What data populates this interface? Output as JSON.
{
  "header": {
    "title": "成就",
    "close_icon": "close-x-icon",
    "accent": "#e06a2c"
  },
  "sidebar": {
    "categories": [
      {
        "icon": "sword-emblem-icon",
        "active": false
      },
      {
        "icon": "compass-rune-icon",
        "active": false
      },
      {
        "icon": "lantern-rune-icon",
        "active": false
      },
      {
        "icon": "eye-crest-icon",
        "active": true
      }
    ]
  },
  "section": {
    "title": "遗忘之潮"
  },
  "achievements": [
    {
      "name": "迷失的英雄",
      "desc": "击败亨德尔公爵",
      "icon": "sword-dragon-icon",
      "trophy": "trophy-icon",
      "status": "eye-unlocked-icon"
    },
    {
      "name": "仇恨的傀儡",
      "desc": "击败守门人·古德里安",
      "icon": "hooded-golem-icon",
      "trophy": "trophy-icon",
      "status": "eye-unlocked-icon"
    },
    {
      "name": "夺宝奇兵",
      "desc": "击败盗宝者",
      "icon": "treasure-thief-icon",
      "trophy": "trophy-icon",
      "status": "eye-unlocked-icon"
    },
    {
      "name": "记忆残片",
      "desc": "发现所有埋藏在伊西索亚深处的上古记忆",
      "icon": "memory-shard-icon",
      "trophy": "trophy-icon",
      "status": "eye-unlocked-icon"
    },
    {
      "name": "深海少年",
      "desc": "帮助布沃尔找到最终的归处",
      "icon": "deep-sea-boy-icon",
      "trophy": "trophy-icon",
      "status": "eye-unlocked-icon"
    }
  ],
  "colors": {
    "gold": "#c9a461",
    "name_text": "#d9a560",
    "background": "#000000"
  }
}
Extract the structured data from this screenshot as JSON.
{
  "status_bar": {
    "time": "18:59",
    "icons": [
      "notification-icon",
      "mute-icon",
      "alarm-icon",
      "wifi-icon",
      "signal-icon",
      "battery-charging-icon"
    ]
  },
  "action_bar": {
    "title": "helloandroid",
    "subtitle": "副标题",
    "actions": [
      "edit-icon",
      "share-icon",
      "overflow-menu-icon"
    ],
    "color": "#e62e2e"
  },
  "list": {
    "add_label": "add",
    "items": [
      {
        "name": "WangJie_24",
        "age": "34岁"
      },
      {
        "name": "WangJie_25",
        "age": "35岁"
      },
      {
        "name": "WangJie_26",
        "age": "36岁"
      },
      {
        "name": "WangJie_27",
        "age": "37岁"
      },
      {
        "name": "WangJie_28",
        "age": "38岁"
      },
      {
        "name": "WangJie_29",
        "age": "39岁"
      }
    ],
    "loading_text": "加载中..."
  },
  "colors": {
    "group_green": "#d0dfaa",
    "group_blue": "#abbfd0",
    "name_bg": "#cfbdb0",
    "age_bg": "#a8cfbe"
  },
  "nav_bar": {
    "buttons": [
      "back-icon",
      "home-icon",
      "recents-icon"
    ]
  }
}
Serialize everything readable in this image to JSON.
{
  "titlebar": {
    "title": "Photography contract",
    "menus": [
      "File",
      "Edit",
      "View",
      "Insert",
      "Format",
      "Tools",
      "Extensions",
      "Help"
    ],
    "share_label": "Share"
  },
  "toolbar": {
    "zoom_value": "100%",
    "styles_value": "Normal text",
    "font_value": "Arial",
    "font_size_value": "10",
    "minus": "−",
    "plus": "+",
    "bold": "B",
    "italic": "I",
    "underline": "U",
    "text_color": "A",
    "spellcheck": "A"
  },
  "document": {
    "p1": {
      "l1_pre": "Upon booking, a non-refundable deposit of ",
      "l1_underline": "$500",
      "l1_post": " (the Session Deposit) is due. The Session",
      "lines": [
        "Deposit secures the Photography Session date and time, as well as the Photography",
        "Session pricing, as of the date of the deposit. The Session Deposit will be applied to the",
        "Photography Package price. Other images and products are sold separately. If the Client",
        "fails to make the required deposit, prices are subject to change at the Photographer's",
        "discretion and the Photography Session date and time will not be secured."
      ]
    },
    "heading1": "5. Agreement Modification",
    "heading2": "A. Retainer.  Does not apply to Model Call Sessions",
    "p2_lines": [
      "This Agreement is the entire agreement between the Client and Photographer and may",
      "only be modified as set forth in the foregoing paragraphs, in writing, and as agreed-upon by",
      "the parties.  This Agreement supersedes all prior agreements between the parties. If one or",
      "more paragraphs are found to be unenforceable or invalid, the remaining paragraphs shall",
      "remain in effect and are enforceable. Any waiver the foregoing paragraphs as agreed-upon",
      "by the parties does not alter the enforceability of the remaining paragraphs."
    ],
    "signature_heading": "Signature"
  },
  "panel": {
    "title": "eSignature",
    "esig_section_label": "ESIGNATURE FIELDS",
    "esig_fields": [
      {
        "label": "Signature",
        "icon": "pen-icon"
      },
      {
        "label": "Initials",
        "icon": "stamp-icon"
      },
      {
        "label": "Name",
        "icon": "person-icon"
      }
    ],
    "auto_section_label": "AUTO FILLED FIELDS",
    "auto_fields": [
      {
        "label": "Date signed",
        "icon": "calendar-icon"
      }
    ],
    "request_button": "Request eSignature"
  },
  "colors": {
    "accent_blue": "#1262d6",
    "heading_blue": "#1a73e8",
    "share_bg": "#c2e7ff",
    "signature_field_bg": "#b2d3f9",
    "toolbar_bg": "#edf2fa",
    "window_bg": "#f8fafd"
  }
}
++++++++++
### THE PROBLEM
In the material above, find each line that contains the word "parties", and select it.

### TASK ANSWER
      "the parties.  This Agreement supersedes all prior agreements between the parties. If one or",
      "by the parties does not alter the enforceability of the remaining paragraphs."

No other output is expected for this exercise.